Scandal shook the Department of Public Works (DPW) when former Superintendent James Wiley pleaded guilty on Sept. 11 to using North Bergen township employees for his household chores, personal projects at his home, and campaign work in other municipalities while the township paid them.
Wiley’s departure left a vacancy in the superintendent’s position. In late September, John Shaw was appointed the interim superintendent of the DPW. As of Jan. 1, he was appointed to the position on a permanent basis.
Shaw has worked for the DPW and the Municipal Utilities Authority (MUA) for 34 years.
From interim to permanent superintendent
After the scandal, the department was in need of restructuring. Shaw’s experience with the DPW proved to be an asset.
“He is a strong manager who understands how to maximize his employees’ productivity and has a deep knowledge of the Department of Public Works’ operations and functions,” said township spokesperson Phil Swibinski. “John Shaw took the reins of one of North Bergen’s most important departments during a difficult time in its history and has done an amazing job reorganizing the work force and instilling a culture of responsibility and ethics, while also maintaining township services.”
As interim, Shaw’s role was “to observe the functions of the department, evaluate them and report back to Commissioner [Frank] Gargiulo with recommendations.”
In late October, Hurricane Sandy left a trail of damage throughout the township. Shaw sprang into action a mere month into his position.
“Now overtime is being distributed more fairly and morale has improved considerably.” – DPW Superintendent John Shaw
Shaw’s work led the township to appoint him as the permanent superintendent.
“After displaying all the qualities necessary to excel as superintendent during the fall, John was appointed the permanent DPW superintendent effective Jan. 1,” said Swibinski.
When Shaw became the DPW superintendent, he relinquished his position with the MUA as superintendent of sanitation. He will keep his part-time job with the MUA as recycling coordinator, which he has done for the last 25 years.
“I don’t foresee any problems balancing the positions, as I have a high level of experience at both, and excellent teams to delegate tasks to,” said Shaw.
There was no additional salary when he became interim superintendent of the DPW. His previous $112,000 annual salary as MUA sanitation supervisor and recycling coordinator increased to $125,000 when he became the permanent DPW head.
Restructuring the DPW
Shaw began his new job by implementing several changes.
“After being named interim superintendent, I began to institute a reorganization and reform plan that I think has had excellent results in improving employee morale and accountability and maintaining a high level of service to residents,” said Shaw. “I made a number of changes to the department that I believe have been beneficial, including trimming overtime, changing work schedules and shifting some office personnel to increase efficiency, and putting in a time clock to make sure employee hours are recorded honestly and fairly.

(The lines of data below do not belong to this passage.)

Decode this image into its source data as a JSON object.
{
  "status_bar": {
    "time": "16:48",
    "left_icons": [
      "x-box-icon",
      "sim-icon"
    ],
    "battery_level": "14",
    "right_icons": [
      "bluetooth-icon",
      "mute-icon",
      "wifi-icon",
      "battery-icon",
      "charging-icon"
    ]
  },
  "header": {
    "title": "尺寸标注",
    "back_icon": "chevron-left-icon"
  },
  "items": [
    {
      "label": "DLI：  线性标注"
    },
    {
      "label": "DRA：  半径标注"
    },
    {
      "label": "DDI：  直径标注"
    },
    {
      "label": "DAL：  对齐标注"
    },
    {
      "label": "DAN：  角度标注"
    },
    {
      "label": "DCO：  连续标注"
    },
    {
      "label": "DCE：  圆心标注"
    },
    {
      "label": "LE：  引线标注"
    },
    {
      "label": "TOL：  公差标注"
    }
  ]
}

Now overtime is being distributed more fairly and morale has improved considerably.”
“John is doing an excellent job and has already had a great impact on restoring employee morale and re-energizing this department,” said Commissioner Gargiulo in a press release.
“John Shaw is doing a fantastic job as our new DPW Superintendent and I have the utmost confidence in him moving forward,” said Mayor Nicholas Sacco. “He has improved the culture of the department by making it more professional and creating greater accountability and has maintained the excellent snow removal, street sweeping, and the myriad of other important services the DPW provides at a high level.”

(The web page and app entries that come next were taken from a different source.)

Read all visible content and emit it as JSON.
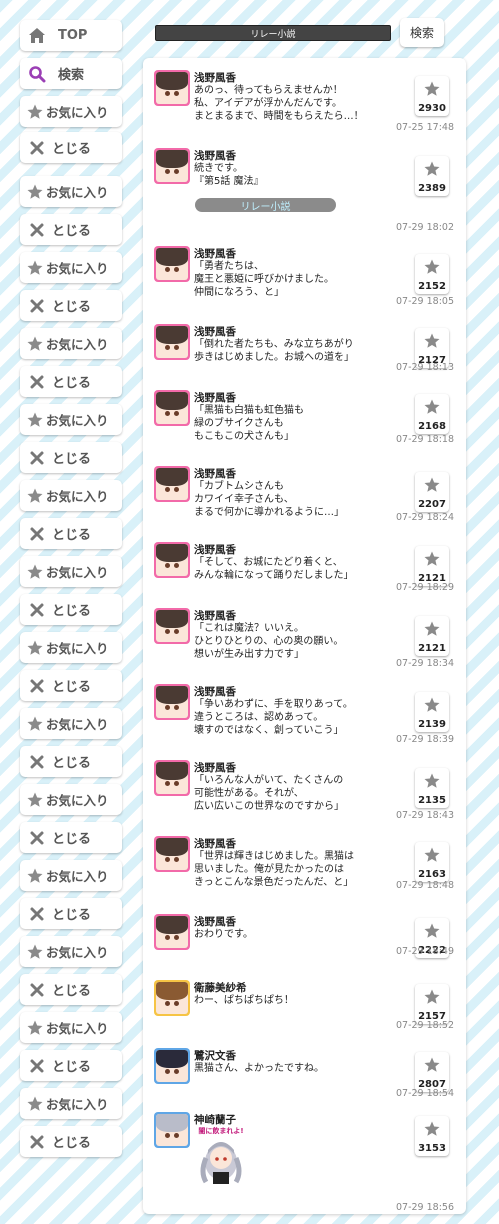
{
  "sidebar": {
    "top_label": "TOP",
    "search_label": "検索",
    "fav_label": "お気に入り",
    "close_label": "とじる"
  },
  "header": {
    "title": "リレー小説",
    "search_button": "検索"
  },
  "posts": [
    {
      "name": "浅野風香",
      "text": "あのっ、待ってもらえませんか！\n私、アイデアが浮かんだんです。\nまとまるまで、時間をもらえたら…！",
      "likes": "2930",
      "time": "07-25 17:48"
    },
    {
      "name": "浅野風香",
      "text": "続きです。\n『第5話 魔法』",
      "likes": "2389",
      "time": "07-29 18:02",
      "tag": "リレー小説"
    },
    {
      "name": "浅野風香",
      "text": "「勇者たちは、\n魔王と悪姫に呼びかけました。\n仲間になろう、と」",
      "likes": "2152",
      "time": "07-29 18:05"
    },
    {
      "name": "浅野風香",
      "text": "「倒れた者たちも、みな立ちあがり\n歩きはじめました。お城への道を」",
      "likes": "2127",
      "time": "07-29 18:13"
    },
    {
      "name": "浅野風香",
      "text": "「黒猫も白猫も虹色猫も\n緑のブサイクさんも\nもこもこの犬さんも」",
      "likes": "2168",
      "time": "07-29 18:18"
    },
    {
      "name": "浅野風香",
      "text": "「カブトムシさんも\nカワイイ幸子さんも、\nまるで何かに導かれるように…」",
      "likes": "2207",
      "time": "07-29 18:24"
    },
    {
      "name": "浅野風香",
      "text": "「そして、お城にたどり着くと、\nみんな輪になって踊りだしました」",
      "likes": "2121",
      "time": "07-29 18:29"
    },
    {
      "name": "浅野風香",
      "text": "「これは魔法？いいえ。\nひとりひとりの、心の奥の願い。\n想いが生み出す力です」",
      "likes": "2121",
      "time": "07-29 18:34"
    },
    {
      "name": "浅野風香",
      "text": "「争いあわずに、手を取りあって。\n違うところは、認めあって。\n壊すのではなく、創っていこう」",
      "likes": "2139",
      "time": "07-29 18:39"
    },
    {
      "name": "浅野風香",
      "text": "「いろんな人がいて、たくさんの\n可能性がある。それが、\n広い広いこの世界なのですから」",
      "likes": "2135",
      "time": "07-29 18:43"
    },
    {
      "name": "浅野風香",
      "text": "「世界は輝きはじめました。黒猫は\n思いました。俺が見たかったのは\nきっとこんな景色だったんだ、と」",
      "likes": "2163",
      "time": "07-29 18:48"
    },
    {
      "name": "浅野風香",
      "text": "おわりです。",
      "likes": "2222",
      "time": "07-29 18:49"
    },
    {
      "name": "衛藤美紗希",
      "text": "わー、ぱちぱちぱち！",
      "likes": "2157",
      "time": "07-29 18:52"
    },
    {
      "name": "鷺沢文香",
      "text": "黒猫さん、よかったですね。",
      "likes": "2807",
      "time": "07-29 18:54"
    },
    {
      "name": "神崎蘭子",
      "text": "",
      "likes": "3153",
      "time": "07-29 18:56",
      "sticker_text": "闇に飲まれよ!"
    }
  ],
  "colors": {
    "stripe": "#d9f1f9",
    "tag_bg": "#8b8b8b",
    "tag_text": "#bff0ff",
    "search_accent": "#9b3fb5"
  }
}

Shaw is looking forward to making the DPW even better.
“Of course, I would have liked to be appointed under different circumstances, but you have to play the hand you are dealt, and I am very happy in my new role,” said Shaw. “I want to thank Mayor Nick Sacco and Commissioner Frank Gargiulo for their confidence in my abilities.”
Troubled past not relevant

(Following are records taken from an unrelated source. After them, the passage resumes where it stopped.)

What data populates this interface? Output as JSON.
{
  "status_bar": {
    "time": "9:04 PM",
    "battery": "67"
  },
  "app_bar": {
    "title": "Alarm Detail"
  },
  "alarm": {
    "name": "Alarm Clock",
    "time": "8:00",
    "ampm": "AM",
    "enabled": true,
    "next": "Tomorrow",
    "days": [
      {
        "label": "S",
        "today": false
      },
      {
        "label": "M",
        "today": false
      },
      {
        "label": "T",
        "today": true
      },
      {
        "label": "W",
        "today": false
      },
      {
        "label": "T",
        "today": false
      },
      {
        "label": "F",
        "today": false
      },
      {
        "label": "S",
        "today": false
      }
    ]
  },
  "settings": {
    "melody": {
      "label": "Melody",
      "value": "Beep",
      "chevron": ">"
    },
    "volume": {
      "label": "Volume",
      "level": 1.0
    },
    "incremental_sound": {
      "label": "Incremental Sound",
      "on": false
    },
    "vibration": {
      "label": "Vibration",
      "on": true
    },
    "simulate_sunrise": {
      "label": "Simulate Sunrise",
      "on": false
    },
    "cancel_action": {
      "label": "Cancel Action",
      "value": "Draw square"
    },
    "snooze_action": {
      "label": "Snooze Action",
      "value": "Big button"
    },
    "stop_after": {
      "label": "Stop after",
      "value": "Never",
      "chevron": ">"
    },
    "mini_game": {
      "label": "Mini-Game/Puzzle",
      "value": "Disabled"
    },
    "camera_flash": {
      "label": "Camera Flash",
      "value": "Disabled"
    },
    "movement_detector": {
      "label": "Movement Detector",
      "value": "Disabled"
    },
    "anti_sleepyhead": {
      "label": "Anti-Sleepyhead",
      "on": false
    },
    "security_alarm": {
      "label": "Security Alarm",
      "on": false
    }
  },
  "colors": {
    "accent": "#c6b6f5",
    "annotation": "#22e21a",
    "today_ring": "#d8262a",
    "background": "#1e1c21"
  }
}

Shaw did have his own run-in with the law. He was arrested in 1979, at the age of 27, for bookmaking. He pleaded guilty and served three months on a work-release sentence. According to local officials, since his time served, he has maintained a clean record.
“John Shaw’s past legal problems are not relevant to his current employment and were not being considered in his hiring,” said Swibinski. “He has had an exemplary, spotless record for nearly the past 35 years and is a model employee.”
Shaw has been active within the community, volunteering as a youth recreation coach for nearly 20 years. His wife Ruth is an elected member of the Board of Education.
Vanessa Cruz can be reached at email@example.com